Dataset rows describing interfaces
%%

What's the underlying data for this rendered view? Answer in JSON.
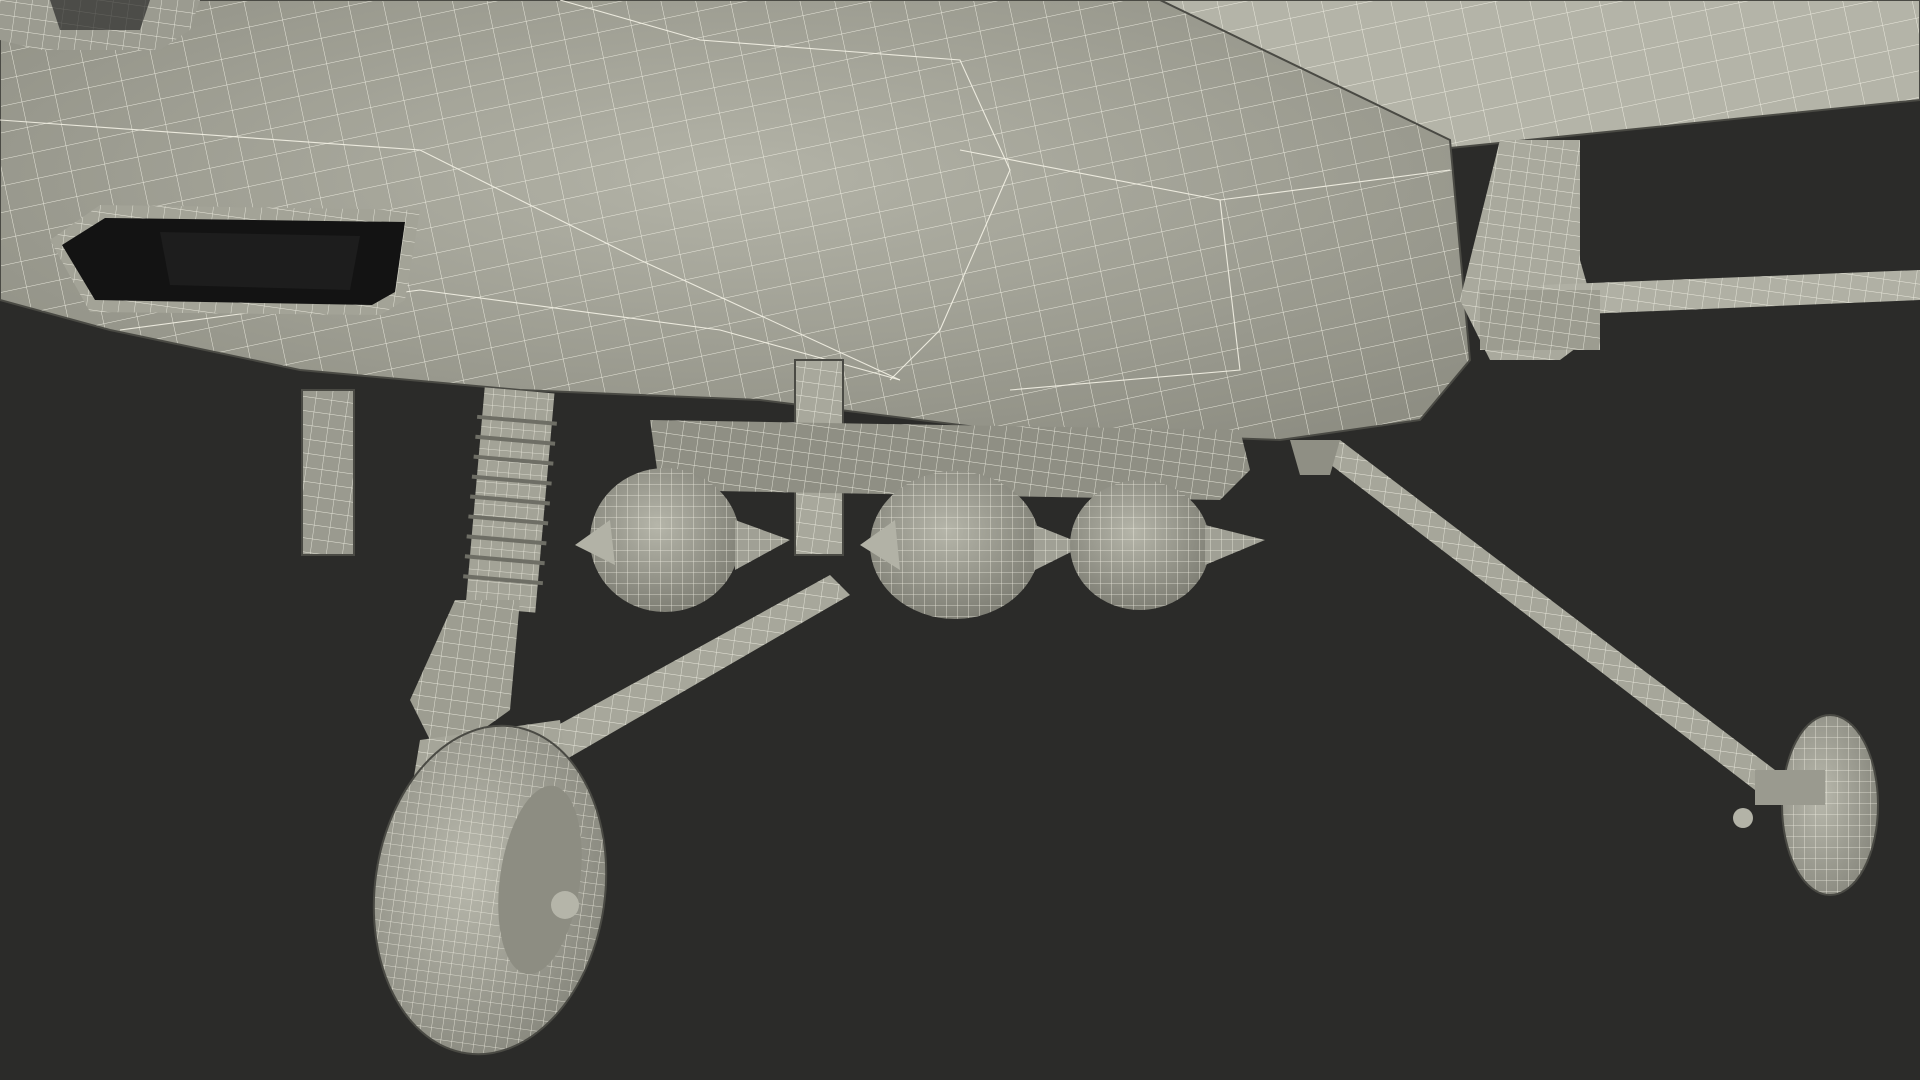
{
  "scene": {
    "subject": "wireframe-render",
    "colors": {
      "background": "#2b2b29",
      "surface": "#a9a99d",
      "surface_shadow": "#8c8c81",
      "surface_dark": "#6f6f66",
      "wireframe": "#f4f2e6",
      "cavity": "#111111"
    }
  }
}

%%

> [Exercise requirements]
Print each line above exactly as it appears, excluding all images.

> [Finished exercise]
What's the underlying data for this rendered view? Answer in JSON.
{
  "scene": {
    "subject": "wireframe-render",
    "colors": {
      "background": "#2b2b29",
      "surface": "#a9a99d",
      "surface_shadow": "#8c8c81",
      "surface_dark": "#6f6f66",
      "wireframe": "#f4f2e6",
      "cavity": "#111111"
    }
  }
}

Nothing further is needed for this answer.